As a summary, the memoir depicts Northrup in his hometown of Saratoga, in New York, as a free Negro. Solomon was skilled in different trades, most prominently carpentry and violin. He is approached by two promoters of a circus in which they offer him a position working for them which they ensure will be of high value and money. Northrup is tricked into accompanying the men and becomes enslaved, waking up in a cell inside of a slave pen. Despite multiple assertions of his rights, he cannot persuade the slavers and he becomes beaten, traveling to New Orleans.
Despite writing to his family, Northrup did not find rescue or solace. He endured the next twelve years as a slave, working for different slave owners. It is important to note that the first of his slave owners was the most humane, as he was often subdued by extreme cruelty. In his final years as a slave, Solomon met an abolitionist from Cana named Samuel Bass, who was the only person Northrup speaks his true story to after the first incident of asserting his rights. Bass assists Solomon by sending letters to his family, and because of this, he was freed. After legality struggles, Solomon’s attorney and friend Henry Northrup aided and fought for his freedom.
The work by Northrup is a pivotal and powerful story on the history and inhumanity of slavery. The memoir itself is a prominent and often spoken about piece of slave narrative, which even over a century old holds wounds.
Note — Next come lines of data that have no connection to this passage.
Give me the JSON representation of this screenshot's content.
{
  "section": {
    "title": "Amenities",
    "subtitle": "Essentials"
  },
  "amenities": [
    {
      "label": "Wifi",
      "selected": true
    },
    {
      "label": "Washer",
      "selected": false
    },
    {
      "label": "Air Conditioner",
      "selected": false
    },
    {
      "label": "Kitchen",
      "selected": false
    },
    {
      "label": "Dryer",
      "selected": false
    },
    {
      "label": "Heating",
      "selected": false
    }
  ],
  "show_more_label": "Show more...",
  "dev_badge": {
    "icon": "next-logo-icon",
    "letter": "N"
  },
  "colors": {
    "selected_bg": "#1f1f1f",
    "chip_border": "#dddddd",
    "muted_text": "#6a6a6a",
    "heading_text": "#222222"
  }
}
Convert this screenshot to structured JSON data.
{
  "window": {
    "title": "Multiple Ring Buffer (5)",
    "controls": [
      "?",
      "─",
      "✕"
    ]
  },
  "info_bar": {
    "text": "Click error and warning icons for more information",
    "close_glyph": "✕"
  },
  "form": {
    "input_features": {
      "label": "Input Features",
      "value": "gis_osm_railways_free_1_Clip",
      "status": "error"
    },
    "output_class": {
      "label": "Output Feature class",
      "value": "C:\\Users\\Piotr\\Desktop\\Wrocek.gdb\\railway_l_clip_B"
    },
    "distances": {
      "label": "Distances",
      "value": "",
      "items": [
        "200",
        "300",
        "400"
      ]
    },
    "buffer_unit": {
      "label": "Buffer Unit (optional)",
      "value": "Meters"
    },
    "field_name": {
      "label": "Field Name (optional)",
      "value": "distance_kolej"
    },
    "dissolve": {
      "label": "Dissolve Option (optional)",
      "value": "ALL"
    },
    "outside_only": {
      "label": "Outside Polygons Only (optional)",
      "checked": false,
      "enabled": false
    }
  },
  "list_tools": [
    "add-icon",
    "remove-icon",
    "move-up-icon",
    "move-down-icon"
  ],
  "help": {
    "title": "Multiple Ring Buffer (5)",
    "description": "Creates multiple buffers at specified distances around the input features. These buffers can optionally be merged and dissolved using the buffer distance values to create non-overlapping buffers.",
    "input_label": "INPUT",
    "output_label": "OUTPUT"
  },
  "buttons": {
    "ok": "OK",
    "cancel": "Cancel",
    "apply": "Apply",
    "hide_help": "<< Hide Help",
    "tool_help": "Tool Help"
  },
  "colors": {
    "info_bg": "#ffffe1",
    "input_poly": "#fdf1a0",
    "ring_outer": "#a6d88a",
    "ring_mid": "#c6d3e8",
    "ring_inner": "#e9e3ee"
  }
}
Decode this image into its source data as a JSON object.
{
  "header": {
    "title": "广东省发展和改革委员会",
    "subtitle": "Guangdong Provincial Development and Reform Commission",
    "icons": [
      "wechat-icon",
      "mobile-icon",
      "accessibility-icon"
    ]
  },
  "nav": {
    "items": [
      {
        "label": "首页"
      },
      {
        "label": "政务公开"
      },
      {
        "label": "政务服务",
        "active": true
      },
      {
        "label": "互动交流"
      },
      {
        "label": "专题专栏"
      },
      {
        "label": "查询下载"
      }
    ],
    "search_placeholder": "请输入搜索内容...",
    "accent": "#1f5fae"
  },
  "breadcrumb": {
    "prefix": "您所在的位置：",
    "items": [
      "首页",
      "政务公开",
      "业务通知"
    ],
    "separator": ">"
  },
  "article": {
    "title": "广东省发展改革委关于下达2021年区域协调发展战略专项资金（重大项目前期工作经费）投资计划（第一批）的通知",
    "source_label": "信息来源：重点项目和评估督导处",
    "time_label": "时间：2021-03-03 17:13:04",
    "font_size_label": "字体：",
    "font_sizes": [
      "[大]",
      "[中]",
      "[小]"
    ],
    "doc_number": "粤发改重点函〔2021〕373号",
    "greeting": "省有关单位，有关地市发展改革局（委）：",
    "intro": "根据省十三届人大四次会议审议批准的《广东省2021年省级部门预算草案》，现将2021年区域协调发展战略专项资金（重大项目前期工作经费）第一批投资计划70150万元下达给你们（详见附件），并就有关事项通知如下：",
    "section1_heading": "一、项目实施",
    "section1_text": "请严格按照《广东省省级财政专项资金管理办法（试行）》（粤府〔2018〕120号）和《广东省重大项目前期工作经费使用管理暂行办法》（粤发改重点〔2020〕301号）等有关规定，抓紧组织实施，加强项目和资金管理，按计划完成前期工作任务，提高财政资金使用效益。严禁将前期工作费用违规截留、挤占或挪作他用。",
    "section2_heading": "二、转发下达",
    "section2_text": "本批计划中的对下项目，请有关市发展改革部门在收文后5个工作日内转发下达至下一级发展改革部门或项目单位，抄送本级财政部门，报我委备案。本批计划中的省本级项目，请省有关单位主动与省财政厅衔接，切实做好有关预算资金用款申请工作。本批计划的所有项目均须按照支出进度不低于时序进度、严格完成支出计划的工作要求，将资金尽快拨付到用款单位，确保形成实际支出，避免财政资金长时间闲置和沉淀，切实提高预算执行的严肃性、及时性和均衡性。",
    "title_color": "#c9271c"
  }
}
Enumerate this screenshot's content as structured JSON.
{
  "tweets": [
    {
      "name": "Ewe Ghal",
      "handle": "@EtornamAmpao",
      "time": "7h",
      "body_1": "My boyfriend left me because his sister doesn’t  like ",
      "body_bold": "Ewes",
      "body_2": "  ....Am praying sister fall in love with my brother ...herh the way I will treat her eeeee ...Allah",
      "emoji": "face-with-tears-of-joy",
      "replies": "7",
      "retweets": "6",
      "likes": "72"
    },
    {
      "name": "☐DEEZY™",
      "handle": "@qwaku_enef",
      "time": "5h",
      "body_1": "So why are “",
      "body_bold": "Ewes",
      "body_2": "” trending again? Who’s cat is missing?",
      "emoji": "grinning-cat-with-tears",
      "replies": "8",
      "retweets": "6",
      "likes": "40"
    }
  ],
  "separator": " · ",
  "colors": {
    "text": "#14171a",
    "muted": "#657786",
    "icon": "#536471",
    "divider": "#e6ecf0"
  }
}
Northrup and Wilson bring poignant remarks and lessons in this piece of work, but primarily show the importance and vivacity of human’s inherent dignity.